Governor Greg Abbott announced Monday afternoon that Texas will discontinue further federal unemployment benefits associated with the COVID-19 pandemic on June 26.
Among the insurance Texas is opting out of is the $300 weekly unemployment supplement from the Federal Pandemic Unemployment Compensation program.
“The Texas economy is booming and employers are hiring in communities throughout the state,” Abbott said. “According to the Texas Workforce Commission, the number of job openings in Texas is almost identical to the number of Texans who are receiving unemployment benefits. That assessment does not include the voluminous jobs that typically are not listed, like construction and restaurant jobs. In fact, there are nearly 60 percent more jobs open (and listed) in Texas today than there was in February 2020, the month before the Pandemic hit Texas.”

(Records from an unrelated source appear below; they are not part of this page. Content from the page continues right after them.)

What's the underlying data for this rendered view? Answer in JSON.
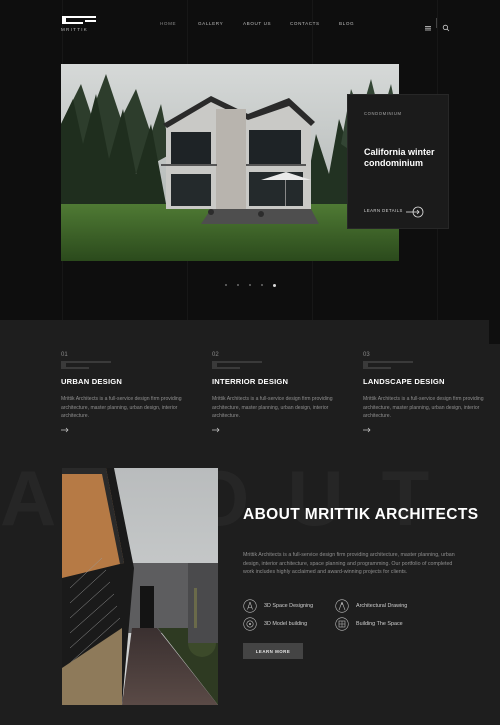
{
  "brand": {
    "logo_text": "MRITTIK"
  },
  "nav": [
    {
      "label": "HOME"
    },
    {
      "label": "GALLERY"
    },
    {
      "label": "ABOUT US"
    },
    {
      "label": "CONTACTS"
    },
    {
      "label": "BLOG"
    }
  ],
  "hero": {
    "card": {
      "eyebrow": "CONDOMINIUM",
      "title": "California winter condominium",
      "link_label": "LEARN DETAILS"
    },
    "slide_count": 5,
    "active_slide": 5
  },
  "services": [
    {
      "num": "01",
      "title": "URBAN DESIGN",
      "desc": "Mrittik Architects is a full-service design firm providing architecture, master planning, urban design, interior architecture."
    },
    {
      "num": "02",
      "title": "INTERRIOR DESIGN",
      "desc": "Mrittik Architects is a full-service design firm providing architecture, master planning, urban design, interior architecture."
    },
    {
      "num": "03",
      "title": "LANDSCAPE DESIGN",
      "desc": "Mrittik Architects is a full-service design firm providing architecture, master planning, urban design, interior architecture."
    }
  ],
  "about": {
    "watermark": "ABOUT",
    "title": "ABOUT MRITTIK ARCHITECTS",
    "text": "Mrittik Architects is a full-service design firm providing architecture, master planning, urban design, interior architecture, space planning and programming. Our portfolio of completed work includes highly acclaimed and award-winning projects for clients.",
    "features": [
      {
        "label": "3D Space Designing",
        "icon": "compass-icon"
      },
      {
        "label": "Architectural Drawing",
        "icon": "drafting-icon"
      },
      {
        "label": "3D Model building",
        "icon": "target-icon"
      },
      {
        "label": "Building The Space",
        "icon": "blueprint-icon"
      }
    ],
    "button_label": "LEARN MORE"
  },
  "colors": {
    "background": "#0f0f0f",
    "panel": "#1e1e1e",
    "card": "#1b1b1b",
    "button": "#444444"
  }
}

Abbott said that nearly 45 percent of available job openings pay more than $15.50 per hour and that approximately 76 percent pay more than $11.50 per hour, according to the Texas Workforce Commission (TWC). About 2 percent of job listings pay around the minimum wage.

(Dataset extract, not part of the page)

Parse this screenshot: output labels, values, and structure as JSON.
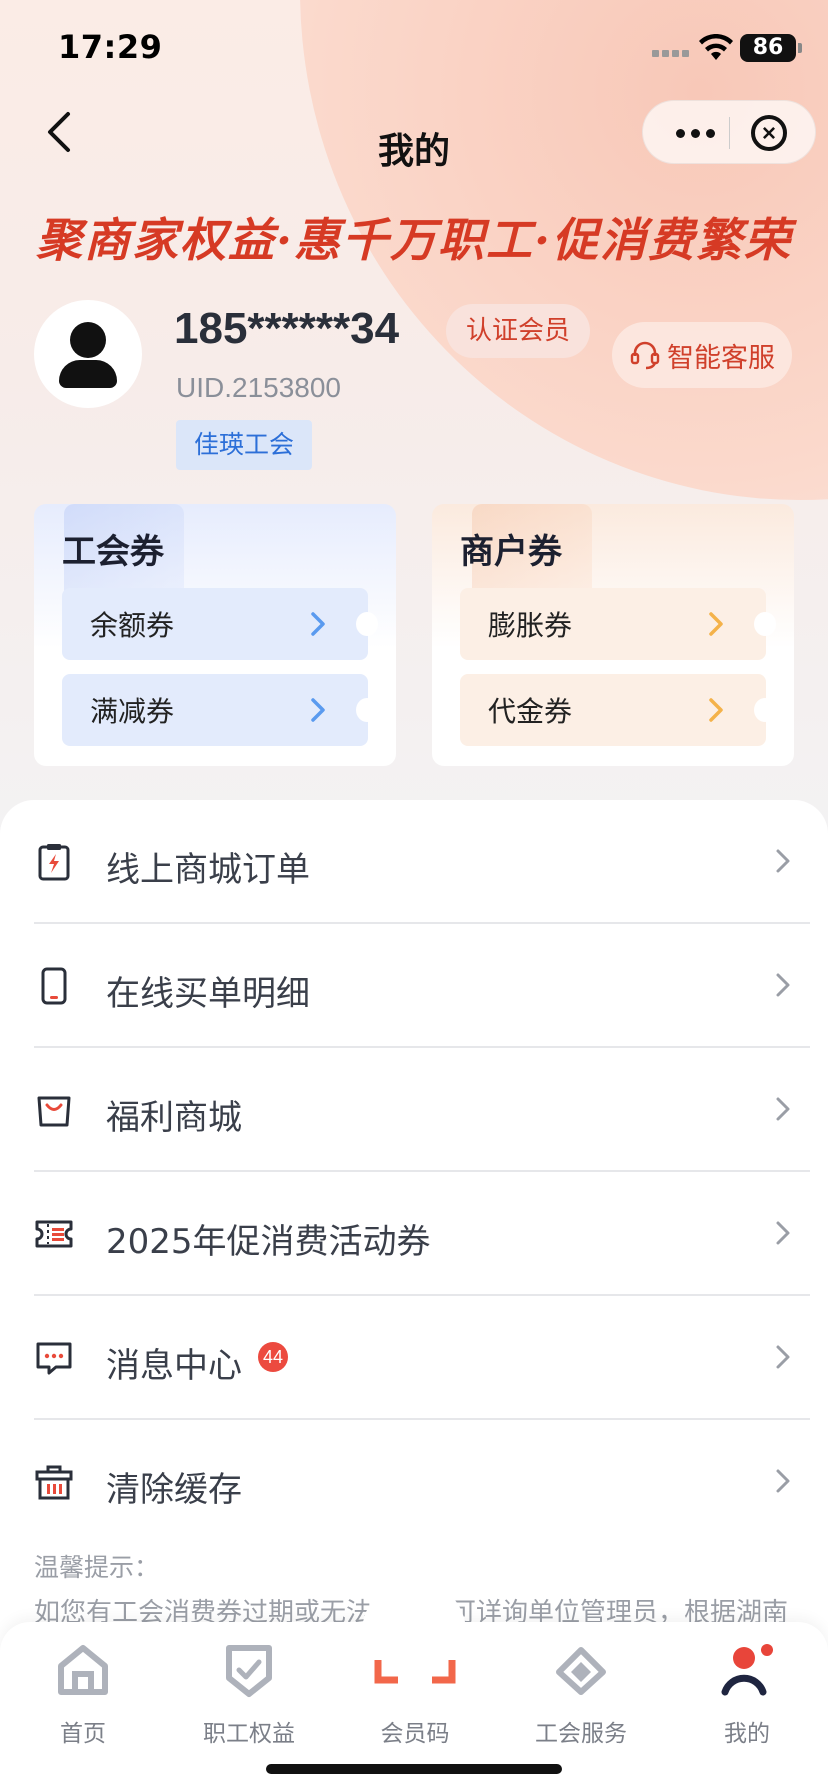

Abbott emphasized that the state should pursue the strategy of matching unemployed Texans searching for work with the over a million job vacancies rather than distributing unemployment insurance, which incentivizes people to remain out of the labor force.

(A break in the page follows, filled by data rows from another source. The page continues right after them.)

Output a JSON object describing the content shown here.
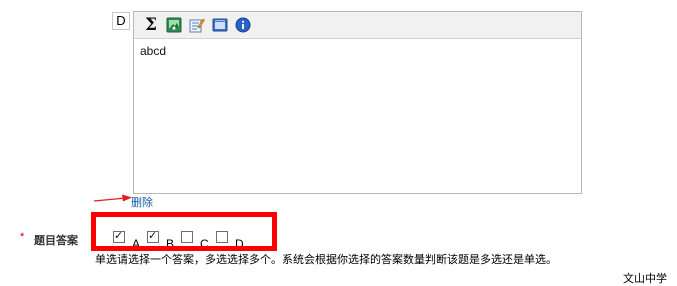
{
  "option": {
    "letter": "D",
    "content": "abcd",
    "delete_label": "删除"
  },
  "toolbar": {
    "items": [
      {
        "icon": "sigma-formula-icon"
      },
      {
        "icon": "insert-image-icon"
      },
      {
        "icon": "edit-note-icon"
      },
      {
        "icon": "media-window-icon"
      },
      {
        "icon": "info-icon"
      }
    ]
  },
  "answer": {
    "required_mark": "*",
    "label": "题目答案",
    "choices": [
      {
        "label": "A",
        "checked": true
      },
      {
        "label": "B",
        "checked": true
      },
      {
        "label": "C",
        "checked": false
      },
      {
        "label": "D",
        "checked": false
      }
    ],
    "hint": "单选请选择一个答案，多选选择多个。系统会根据你选择的答案数量判断该题是多选还是单选。"
  },
  "footer": {
    "school": "文山中学"
  },
  "colors": {
    "highlight": "#ff0000",
    "link": "#1a5aa6",
    "required": "#cc0000"
  }
}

The governor also stated that the unemployment compensation system has been subject to fraud lately. He shared the TWC statistic which indicated that nearly 18 percent of all claims for unemployment benefits during the pandemic are confirmed or suspected to be fraudulent, totaling over 800,000 claims.
Abbot’s decision comes amid criticism that the Biden administration’s rollout of enhanced unemployment benefits contributed to lagging jobs report numbers in April, which fell short of economist expectations by roughly 800,000. It also follows studies, including one conducted by the National Bureau of Economic Research, showing that increased benefits are connected with a decrease in job applications.
Federal law requires the effective date of the policy modification to be at least 30 days after it is announced to the Secretary of Labor, which is why Texas’s opt-out date is June 26.